According to Etymonline the two meanings both date from roughly the 14th century. And of course if one considers the place of women in society back then, the difference between the two was perhaps not as significant as we might consider it today, i.e. one was a fairly simple derivation from the other.The context in which a term is used is clearly important. The malicious interpersonal act termed 'rape' has a different context than rape of the land [....] Clearly the use hasn't diminished its use in other contexts.
Indeed I suspect that the power we attach today to the word 'rape' used in contexts-other-than-sexual-violation does indeed derive directly from that primary context in which we use it. They cannot be separated, and there is no reason to think that the influence is other than omnidirectional, i.e. casual use of the term diminishing its significance in all contexts.
Last edited by Rii; 02-05-2012 at 01:49 AM.
That's true because we're describing something a serious violation, and you're right that land and women were seen as a kind of property back when the term was in use, but there's a big difference between rape of a person and rape of a land. A person has (or is supposed to have) free well and self-determination, the right to refuse, to resist. The land cannot. It has no feelings. It's not sapient/sentient and doesn't have traumatic flashbacks or anything like that. But people have no problems differentiating between the two contexts; the fact that rape of a land is different from rape of a person doesn't diminish the impact it has on a person and recognition of it by others.
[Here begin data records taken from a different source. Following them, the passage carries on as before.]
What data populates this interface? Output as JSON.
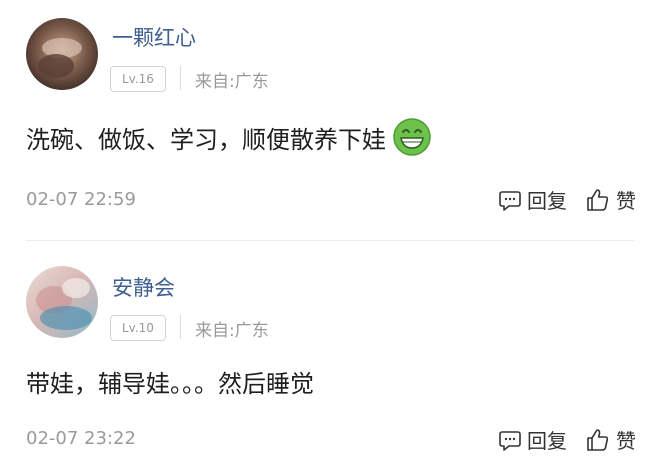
{
  "comments": [
    {
      "username": "一颗红心",
      "level": "Lv.16",
      "location": "来自:广东",
      "content": "洗碗、做饭、学习，顺便散养下娃",
      "emoji": "grinning-face-emoji",
      "time": "02-07 22:59",
      "reply_label": "回复",
      "like_label": "赞"
    },
    {
      "username": "安静会",
      "level": "Lv.10",
      "location": "来自:广东",
      "content": "带娃，辅导娃。。。然后睡觉",
      "time": "02-07 23:22",
      "reply_label": "回复",
      "like_label": "赞"
    }
  ],
  "icons": {
    "reply": "comment-bubble-icon",
    "like": "thumbs-up-icon"
  },
  "colors": {
    "username": "#3f5f8f",
    "meta": "#9a9a9a",
    "emoji": "#6cc24a"
  }
}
Again I don't agree with its overuse but I'm not seeing any evidence that it's diminishing the impact of the word in cases of crime. If anything the concept of rape and its illegality is increasing in recent years, to the point where the very issue of consent is becoming nebulous.